Extracted records:
========================================================================
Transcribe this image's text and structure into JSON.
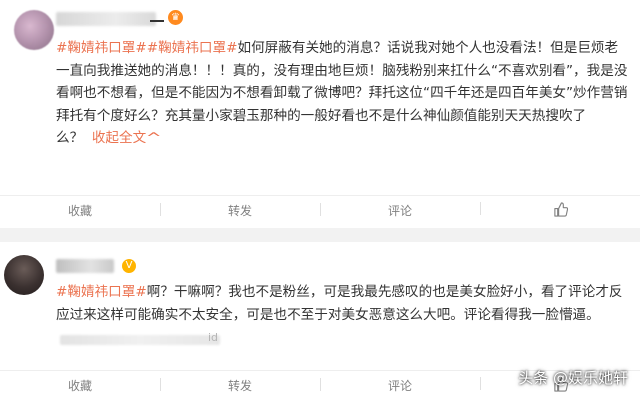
{
  "colors": {
    "tag": "#eb7350",
    "text": "#333333",
    "toolbar_text": "#808080",
    "badge_orange": "#ff8a1f",
    "badge_gold": "#ffb400"
  },
  "posts": [
    {
      "username_visible_suffix": "",
      "badge_icon": "orange-v-badge-icon",
      "content": {
        "tags": [
          "#鞠婧祎口罩#",
          "#鞠婧祎口罩#"
        ],
        "text": "如何屏蔽有关她的消息？话说我对她个人也没看法！但是巨烦老一直向我推送她的消息！！！真的，没有理由地巨烦！脑残粉别来扛什么“不喜欢别看”，我是没看啊也不想看，但是不能因为不想看卸载了微博吧？拜托这位“四千年还是四百年美女”炒作营销拜托有个度好么？充其量小家碧玉那种的一般好看也不是什么神仙颜值能别天天热搜吹了么？",
        "more": "收起全文",
        "more_arrow": "^"
      },
      "toolbar": {
        "favorite": "收藏",
        "repost": "转发",
        "comment": "评论",
        "like_icon": "thumbs-up-icon"
      }
    },
    {
      "badge_icon": "gold-v-badge-icon",
      "content": {
        "tags": [
          "#鞠婧祎口罩#"
        ],
        "text": "啊？干嘛啊？我也不是粉丝，可是我最先感叹的也是美女脸好小，看了评论才反应过来这样可能确实不太安全，可是也不至于对美女恶意这么大吧。评论看得我一脸懵逼。"
      },
      "meta_suffix": "id",
      "toolbar": {
        "favorite": "收藏",
        "repost": "转发",
        "comment": "评论",
        "like_icon": "thumbs-up-icon"
      }
    }
  ],
  "watermark": "头条 @娱乐她轩"
}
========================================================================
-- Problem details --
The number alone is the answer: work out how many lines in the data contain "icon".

-- Your solution --
4